#### DATA EXTRACT ####

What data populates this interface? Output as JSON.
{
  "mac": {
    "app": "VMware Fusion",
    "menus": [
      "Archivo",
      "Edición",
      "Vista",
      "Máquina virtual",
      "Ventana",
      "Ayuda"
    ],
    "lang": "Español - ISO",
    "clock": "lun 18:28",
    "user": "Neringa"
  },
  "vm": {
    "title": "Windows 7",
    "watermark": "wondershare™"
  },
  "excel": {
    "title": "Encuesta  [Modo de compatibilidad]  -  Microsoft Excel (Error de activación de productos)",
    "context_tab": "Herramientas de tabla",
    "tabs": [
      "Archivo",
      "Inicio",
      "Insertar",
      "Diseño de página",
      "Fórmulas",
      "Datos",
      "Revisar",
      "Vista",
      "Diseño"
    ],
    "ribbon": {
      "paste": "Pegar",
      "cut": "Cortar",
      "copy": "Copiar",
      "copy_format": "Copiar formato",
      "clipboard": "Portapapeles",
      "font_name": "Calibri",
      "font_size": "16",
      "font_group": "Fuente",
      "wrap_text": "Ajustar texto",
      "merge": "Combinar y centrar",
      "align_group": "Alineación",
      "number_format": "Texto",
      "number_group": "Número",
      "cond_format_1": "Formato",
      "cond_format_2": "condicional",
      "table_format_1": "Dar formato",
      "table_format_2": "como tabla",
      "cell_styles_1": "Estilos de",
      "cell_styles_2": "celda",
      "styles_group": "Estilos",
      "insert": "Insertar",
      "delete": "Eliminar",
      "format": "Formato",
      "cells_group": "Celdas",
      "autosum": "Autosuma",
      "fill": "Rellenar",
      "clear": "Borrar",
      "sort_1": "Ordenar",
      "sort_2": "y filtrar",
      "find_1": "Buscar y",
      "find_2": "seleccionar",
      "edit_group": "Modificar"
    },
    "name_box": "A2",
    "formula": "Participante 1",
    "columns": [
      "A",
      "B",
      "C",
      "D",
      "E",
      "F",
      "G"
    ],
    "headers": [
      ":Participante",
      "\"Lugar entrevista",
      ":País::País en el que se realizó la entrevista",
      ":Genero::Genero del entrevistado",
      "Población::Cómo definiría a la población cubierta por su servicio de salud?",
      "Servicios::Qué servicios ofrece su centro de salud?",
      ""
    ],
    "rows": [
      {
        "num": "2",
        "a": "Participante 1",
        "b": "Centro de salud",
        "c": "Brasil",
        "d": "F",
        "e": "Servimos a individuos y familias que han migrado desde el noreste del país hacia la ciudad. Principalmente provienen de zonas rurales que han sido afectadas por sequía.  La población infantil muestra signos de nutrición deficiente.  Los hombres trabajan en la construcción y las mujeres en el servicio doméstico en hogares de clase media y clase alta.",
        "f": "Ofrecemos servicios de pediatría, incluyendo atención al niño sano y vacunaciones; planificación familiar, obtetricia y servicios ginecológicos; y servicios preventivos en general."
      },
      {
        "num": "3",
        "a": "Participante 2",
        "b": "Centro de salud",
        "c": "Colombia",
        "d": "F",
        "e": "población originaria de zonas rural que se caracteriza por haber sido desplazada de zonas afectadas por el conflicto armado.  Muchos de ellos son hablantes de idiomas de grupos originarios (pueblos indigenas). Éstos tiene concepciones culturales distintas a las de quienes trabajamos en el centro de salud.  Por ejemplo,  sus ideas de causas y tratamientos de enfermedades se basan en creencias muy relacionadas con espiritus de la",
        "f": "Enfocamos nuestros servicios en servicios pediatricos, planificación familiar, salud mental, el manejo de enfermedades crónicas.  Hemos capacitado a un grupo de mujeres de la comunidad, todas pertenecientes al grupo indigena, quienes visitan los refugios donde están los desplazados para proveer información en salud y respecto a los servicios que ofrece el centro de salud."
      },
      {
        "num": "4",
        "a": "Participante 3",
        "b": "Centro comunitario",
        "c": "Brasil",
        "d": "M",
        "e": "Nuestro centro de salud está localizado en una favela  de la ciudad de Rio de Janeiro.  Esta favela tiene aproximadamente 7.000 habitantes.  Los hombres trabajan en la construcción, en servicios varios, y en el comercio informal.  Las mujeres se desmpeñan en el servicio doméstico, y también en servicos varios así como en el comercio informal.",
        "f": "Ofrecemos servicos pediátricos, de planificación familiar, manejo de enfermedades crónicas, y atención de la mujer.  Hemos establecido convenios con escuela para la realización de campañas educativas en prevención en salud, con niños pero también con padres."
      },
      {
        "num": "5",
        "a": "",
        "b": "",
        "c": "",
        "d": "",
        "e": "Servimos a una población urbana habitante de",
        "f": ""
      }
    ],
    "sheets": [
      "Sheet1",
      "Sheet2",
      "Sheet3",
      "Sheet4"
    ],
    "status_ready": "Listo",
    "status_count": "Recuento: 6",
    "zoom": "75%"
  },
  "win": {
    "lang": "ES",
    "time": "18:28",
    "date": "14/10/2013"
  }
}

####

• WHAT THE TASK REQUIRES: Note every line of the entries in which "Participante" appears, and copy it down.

• RESULT BELOW:
    "formula": "Participante 1",
      ":Participante",
        "a": "Participante 1",
        "a": "Participante 2",
        "a": "Participante 3",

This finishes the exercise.